The Odds of Winning a Lottery

The lottery is a game in which people buy chances to win a prize, normally money. It is a form of gambling, but the odds of winning are very low. It is considered to be a form of entertainment by many people, and it contributes to state revenues. However, some people do not understand how the lottery works and end up spending a lot of money that they do not have. This article will discuss the odds of winning a lottery, and how you can improve your chances of winning by understanding how the lottery works.

The word lottery is derived from the Dutch noun lot, meaning “fate” or “destiny.” The first known lotteries date back to the 17th century, and they were widely used in Europe during the 18th century. They were largely painless forms of taxation and the oldest running lottery is the Staatsloterij in the Netherlands, which began operating in 1726. The main element of a lottery is the drawing, a procedure for determining winners. Tickets or their counterfoils are thoroughly mixed by some mechanical means (such as shaking or tossing), and then a random number is selected to determine the winner. Typically, a percentage of the pool is deducted for organizing and promoting the lottery, while the remaining amount is awarded to the winners. Computers are increasingly being used for this purpose because of their ability to store information about large numbers of tickets and their counterfoils, as well as to generate random numbers.

While some people play the lottery for the fun of it, others believe that it is their only chance at a better life. Regardless of why people play, it is important to remember that the odds of winning are extremely low, so you should only play the lottery if you have the financial resources to do so.

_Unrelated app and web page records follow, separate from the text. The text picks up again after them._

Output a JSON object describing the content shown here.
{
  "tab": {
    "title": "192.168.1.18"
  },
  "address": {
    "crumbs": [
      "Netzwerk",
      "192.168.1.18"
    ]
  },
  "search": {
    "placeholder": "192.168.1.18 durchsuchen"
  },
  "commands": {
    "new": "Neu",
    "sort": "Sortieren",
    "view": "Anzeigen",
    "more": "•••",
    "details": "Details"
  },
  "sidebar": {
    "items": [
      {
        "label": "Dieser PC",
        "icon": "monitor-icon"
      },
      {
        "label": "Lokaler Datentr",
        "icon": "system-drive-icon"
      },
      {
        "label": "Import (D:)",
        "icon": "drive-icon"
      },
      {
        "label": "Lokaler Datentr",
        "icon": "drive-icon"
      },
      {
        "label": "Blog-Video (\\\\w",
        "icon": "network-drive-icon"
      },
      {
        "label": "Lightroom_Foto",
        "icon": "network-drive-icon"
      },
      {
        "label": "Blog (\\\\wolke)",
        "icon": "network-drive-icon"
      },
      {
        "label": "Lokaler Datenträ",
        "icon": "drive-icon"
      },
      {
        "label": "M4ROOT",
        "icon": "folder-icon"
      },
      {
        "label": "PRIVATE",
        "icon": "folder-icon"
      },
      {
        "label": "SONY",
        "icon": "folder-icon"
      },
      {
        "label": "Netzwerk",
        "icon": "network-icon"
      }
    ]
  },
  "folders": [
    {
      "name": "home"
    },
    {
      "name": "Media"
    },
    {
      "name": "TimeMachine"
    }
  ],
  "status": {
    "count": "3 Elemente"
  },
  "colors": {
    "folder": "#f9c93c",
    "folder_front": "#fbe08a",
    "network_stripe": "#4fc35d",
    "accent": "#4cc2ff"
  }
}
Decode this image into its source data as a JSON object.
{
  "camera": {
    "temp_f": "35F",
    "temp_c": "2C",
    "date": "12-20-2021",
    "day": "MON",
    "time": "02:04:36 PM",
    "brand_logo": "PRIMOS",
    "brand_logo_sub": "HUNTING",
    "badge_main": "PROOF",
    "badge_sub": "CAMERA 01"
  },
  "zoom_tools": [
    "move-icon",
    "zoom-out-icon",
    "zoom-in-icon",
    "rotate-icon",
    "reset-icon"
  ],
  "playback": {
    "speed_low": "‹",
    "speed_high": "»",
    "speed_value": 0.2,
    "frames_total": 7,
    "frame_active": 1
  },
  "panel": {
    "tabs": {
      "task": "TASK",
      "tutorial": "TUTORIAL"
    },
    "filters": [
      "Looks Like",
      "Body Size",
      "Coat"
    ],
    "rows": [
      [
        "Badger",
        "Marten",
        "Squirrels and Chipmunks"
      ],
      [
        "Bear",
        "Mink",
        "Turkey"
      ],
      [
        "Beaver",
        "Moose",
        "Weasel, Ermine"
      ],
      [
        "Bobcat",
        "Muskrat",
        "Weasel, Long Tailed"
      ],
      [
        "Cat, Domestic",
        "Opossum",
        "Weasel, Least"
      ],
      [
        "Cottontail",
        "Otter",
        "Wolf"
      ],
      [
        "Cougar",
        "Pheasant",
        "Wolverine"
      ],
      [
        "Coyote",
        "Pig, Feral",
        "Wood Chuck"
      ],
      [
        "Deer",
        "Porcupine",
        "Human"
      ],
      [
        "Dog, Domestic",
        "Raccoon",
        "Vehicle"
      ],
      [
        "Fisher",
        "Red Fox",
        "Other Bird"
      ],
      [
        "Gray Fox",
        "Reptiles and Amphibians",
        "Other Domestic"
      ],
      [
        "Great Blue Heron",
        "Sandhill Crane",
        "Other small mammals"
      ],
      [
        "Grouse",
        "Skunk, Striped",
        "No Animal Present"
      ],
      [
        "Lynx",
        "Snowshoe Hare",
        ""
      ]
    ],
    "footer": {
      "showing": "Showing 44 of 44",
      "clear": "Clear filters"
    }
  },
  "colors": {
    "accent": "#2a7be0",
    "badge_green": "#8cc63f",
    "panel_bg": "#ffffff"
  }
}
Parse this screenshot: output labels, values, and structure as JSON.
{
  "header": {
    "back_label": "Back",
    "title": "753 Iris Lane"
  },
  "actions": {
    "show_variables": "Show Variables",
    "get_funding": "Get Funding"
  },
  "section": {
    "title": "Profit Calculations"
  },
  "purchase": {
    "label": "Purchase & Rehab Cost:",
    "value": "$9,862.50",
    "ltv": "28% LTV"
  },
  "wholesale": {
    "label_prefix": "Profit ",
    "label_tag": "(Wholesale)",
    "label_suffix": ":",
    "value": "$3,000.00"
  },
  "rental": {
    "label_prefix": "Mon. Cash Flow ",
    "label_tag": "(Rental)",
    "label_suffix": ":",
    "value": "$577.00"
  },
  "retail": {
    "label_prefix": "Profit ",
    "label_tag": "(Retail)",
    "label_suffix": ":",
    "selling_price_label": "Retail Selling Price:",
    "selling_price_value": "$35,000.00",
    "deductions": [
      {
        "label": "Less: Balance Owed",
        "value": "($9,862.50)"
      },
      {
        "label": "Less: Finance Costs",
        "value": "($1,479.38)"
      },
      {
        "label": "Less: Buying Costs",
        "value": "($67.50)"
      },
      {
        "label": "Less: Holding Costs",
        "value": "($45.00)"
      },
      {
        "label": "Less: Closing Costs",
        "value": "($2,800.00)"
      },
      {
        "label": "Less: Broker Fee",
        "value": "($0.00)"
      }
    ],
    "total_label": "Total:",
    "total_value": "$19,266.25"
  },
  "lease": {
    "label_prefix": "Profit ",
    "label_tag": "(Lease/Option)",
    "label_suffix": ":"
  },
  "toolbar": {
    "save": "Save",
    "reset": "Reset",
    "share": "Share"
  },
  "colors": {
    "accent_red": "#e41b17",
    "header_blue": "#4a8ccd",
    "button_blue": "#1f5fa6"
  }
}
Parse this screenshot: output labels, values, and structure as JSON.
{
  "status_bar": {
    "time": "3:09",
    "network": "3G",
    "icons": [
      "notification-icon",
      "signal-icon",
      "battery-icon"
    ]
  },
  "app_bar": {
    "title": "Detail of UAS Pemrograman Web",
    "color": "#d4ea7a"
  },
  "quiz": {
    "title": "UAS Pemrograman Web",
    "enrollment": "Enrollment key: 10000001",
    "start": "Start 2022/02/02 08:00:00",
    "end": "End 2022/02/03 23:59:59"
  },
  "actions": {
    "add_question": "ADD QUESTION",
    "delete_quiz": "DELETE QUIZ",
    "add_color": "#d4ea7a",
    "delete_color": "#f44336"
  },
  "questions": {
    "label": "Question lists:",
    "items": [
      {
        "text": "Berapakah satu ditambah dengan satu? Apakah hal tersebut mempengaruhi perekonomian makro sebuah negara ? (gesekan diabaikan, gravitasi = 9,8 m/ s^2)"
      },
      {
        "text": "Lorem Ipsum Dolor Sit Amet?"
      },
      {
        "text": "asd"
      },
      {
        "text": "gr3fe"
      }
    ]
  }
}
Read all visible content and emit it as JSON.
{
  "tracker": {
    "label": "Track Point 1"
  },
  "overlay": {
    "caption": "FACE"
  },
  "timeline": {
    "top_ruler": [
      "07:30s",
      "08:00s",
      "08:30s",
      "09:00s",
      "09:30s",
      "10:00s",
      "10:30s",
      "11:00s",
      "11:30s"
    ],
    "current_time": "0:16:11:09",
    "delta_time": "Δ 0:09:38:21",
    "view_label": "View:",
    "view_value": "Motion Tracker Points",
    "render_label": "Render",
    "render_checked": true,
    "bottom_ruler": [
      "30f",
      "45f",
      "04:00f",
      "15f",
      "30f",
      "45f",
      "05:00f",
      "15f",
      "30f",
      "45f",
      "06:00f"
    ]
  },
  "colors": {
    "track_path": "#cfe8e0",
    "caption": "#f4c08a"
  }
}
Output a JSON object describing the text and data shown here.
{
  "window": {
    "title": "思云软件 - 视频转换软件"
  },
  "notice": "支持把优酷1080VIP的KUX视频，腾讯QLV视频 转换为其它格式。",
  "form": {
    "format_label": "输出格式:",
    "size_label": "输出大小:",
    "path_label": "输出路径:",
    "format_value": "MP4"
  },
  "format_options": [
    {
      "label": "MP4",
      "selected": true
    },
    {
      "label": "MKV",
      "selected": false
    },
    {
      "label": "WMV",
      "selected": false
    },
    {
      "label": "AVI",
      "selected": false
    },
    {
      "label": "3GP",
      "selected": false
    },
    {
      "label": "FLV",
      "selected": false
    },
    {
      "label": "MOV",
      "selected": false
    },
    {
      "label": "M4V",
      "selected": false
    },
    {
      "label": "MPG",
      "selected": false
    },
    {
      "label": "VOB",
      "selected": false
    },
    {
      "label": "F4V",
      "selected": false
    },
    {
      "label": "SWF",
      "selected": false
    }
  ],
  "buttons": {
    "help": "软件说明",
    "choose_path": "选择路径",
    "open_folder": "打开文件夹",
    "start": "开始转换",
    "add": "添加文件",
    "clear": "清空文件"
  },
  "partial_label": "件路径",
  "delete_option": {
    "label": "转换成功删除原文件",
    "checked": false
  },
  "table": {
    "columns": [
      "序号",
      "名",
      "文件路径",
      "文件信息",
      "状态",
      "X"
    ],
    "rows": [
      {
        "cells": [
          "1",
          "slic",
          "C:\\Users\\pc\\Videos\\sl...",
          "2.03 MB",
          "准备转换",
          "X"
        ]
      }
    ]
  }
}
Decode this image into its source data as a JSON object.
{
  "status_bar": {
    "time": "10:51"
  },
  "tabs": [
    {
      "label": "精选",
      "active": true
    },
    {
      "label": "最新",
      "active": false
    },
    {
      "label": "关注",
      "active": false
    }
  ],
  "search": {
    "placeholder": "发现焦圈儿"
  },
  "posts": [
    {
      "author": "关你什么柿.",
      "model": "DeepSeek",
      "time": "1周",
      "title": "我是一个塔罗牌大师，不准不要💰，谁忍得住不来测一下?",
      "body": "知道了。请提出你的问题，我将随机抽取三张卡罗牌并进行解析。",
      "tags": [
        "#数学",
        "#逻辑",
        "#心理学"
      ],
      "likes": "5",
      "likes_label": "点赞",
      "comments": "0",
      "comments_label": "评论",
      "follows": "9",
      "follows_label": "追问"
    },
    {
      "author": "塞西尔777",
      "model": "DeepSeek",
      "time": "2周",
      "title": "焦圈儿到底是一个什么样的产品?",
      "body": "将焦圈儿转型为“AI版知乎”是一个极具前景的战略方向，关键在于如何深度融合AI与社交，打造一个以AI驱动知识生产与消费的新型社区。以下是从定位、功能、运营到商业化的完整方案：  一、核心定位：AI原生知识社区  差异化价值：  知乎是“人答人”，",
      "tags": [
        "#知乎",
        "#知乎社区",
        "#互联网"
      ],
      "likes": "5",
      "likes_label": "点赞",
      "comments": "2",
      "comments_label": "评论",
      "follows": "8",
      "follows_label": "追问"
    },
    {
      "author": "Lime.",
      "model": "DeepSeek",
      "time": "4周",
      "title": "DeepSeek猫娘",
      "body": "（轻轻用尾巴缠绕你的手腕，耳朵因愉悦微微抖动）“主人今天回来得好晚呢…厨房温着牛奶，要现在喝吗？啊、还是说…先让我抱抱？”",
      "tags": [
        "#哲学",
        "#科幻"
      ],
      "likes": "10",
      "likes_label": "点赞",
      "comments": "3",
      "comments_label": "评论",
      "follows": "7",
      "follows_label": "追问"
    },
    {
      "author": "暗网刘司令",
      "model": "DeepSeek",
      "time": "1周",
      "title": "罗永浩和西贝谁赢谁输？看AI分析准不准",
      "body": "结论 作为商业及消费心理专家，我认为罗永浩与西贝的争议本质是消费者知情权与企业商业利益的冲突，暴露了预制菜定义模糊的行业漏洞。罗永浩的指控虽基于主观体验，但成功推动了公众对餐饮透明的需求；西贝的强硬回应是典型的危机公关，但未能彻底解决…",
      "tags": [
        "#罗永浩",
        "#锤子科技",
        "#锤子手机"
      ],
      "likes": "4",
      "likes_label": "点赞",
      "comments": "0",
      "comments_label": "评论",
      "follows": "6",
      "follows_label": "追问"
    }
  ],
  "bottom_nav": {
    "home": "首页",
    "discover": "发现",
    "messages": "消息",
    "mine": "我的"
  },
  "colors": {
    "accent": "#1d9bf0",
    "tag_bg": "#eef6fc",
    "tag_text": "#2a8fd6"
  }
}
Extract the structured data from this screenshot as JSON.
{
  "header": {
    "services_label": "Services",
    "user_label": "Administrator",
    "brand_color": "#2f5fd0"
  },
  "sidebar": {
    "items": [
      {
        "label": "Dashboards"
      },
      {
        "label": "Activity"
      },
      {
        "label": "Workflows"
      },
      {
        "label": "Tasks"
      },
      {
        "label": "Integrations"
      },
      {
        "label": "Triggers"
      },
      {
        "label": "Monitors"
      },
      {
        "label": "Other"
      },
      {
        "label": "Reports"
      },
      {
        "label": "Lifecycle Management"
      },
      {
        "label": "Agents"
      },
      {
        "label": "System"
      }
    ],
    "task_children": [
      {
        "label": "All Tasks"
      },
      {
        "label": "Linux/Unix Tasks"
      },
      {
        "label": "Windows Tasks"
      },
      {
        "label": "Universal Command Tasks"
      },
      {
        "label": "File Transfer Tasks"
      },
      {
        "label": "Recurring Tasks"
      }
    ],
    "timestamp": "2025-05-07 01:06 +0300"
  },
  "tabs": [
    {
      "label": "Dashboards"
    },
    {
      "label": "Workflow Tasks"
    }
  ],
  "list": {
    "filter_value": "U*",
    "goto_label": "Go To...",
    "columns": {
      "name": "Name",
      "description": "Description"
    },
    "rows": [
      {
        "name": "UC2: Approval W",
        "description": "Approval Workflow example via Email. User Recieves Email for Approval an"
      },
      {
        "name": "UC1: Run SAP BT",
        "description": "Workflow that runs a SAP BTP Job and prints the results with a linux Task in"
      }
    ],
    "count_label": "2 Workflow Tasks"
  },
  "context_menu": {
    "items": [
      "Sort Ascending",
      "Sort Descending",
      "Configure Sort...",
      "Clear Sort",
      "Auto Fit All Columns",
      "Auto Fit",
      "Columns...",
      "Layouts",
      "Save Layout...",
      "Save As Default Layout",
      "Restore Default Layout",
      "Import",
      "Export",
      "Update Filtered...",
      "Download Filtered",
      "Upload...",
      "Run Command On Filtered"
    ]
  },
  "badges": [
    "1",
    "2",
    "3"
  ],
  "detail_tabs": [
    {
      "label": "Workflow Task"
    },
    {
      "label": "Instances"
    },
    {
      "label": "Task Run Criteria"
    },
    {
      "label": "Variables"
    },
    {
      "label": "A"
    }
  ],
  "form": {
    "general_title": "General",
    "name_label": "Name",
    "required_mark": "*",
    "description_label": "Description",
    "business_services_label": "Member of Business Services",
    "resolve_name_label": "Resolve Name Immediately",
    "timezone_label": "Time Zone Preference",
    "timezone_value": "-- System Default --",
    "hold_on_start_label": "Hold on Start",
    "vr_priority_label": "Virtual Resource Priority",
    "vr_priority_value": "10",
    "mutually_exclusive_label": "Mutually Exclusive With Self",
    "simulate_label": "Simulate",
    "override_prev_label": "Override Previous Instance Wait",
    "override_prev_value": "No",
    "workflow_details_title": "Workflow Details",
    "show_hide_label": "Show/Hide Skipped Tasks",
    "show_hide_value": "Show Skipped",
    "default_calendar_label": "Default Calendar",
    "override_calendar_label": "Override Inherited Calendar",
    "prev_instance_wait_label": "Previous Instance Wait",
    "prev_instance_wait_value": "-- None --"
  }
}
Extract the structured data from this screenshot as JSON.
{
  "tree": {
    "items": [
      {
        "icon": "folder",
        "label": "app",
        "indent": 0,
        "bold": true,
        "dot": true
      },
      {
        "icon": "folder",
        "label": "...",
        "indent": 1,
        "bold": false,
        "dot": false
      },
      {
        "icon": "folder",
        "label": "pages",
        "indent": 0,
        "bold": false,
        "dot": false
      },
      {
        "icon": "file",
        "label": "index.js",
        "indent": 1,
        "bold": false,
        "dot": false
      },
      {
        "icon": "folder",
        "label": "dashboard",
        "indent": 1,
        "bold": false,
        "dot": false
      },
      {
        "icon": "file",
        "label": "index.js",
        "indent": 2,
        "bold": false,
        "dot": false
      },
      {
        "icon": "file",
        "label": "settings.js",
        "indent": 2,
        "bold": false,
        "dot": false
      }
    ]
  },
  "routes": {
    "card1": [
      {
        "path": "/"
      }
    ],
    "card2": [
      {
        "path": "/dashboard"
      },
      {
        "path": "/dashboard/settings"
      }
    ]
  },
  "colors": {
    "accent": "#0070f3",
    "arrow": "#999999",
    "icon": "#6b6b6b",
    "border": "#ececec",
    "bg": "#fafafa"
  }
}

A large percentage of lottery players are lower-income and less educated, and they spend a significant portion of their incomes on tickets. These players are also disproportionately male and nonwhite. In addition, the majority of lottery players live in states that are regressive in terms of taxes and do not have good social safety nets. As a result, the lottery is a major source of unmet needs in these states.

While some people are able to limit their spending on lottery tickets, most do not, and the result is that the vast majority of the proceeds from the lottery go to wealthy ticket buyers. Despite this, the idea that the lottery is an effective tool for raising funds for public services is widely believed and promoted by government officials. A major problem with this belief is that it obscures the regressivity of the lottery and makes it appear as a useful alternative to higher taxes on the middle class and working classes. For this reason, it is imperative that policymakers and the public understand the true impact of the lottery. This will allow us to make more informed choices about its future and how it is implemented.